• _INPUT DATA_:
-*-

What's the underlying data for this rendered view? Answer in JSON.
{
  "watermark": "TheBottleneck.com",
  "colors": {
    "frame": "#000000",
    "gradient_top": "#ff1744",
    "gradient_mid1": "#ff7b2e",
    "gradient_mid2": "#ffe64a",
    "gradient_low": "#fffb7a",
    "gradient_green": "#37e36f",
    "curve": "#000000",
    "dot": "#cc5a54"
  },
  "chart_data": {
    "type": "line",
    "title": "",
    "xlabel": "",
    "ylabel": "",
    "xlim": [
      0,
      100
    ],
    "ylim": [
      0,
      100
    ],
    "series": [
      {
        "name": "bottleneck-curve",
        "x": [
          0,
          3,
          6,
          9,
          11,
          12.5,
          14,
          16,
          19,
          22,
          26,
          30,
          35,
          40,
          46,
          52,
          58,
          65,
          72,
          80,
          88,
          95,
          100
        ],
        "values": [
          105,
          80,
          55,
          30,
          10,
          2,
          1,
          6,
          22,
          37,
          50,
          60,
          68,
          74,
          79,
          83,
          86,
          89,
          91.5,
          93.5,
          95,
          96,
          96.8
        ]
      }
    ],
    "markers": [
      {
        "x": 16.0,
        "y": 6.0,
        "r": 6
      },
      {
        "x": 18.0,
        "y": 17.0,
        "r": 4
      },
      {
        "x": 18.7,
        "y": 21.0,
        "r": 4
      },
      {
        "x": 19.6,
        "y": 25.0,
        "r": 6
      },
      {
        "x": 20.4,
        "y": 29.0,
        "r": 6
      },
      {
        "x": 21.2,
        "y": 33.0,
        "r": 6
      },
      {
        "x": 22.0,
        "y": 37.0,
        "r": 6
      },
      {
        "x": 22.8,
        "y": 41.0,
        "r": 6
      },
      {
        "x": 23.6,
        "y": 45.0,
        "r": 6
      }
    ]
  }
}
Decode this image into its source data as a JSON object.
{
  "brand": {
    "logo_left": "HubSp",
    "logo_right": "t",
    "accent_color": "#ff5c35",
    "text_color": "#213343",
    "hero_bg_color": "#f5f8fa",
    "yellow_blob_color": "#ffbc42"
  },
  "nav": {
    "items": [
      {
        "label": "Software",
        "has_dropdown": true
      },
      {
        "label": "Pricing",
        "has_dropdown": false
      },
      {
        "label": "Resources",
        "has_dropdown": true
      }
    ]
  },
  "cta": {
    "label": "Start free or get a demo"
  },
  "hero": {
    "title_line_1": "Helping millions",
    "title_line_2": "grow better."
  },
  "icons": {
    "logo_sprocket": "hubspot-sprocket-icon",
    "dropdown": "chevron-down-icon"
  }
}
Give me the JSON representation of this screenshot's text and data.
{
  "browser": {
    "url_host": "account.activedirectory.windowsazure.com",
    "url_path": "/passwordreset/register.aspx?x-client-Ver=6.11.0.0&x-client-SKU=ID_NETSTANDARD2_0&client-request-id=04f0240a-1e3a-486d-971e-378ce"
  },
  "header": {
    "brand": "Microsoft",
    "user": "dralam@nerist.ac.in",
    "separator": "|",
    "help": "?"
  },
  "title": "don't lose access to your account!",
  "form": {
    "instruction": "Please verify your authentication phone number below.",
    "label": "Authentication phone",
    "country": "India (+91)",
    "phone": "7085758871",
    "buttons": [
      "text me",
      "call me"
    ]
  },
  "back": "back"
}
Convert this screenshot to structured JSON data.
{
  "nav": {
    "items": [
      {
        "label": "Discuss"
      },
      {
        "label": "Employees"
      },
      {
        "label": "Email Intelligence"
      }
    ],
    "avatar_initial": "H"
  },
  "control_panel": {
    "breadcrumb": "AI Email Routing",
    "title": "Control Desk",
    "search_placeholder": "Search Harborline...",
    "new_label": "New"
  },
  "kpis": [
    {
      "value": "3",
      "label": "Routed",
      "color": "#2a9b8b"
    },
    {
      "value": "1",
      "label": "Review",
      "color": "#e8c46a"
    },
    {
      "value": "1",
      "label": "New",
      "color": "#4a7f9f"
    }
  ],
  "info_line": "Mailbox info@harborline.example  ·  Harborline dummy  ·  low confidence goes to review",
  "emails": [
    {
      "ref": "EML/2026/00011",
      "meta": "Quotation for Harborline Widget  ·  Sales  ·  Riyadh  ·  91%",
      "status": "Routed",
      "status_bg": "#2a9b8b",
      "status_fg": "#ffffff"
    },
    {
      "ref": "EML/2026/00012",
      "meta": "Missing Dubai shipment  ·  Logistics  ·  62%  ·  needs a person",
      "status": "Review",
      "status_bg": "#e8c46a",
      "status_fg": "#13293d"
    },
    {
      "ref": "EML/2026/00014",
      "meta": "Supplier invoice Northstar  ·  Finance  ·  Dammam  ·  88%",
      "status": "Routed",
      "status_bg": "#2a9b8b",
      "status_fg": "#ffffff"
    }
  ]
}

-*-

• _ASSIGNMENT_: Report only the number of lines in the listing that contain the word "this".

• _SOLUTION TO THE EXERCISE_: 4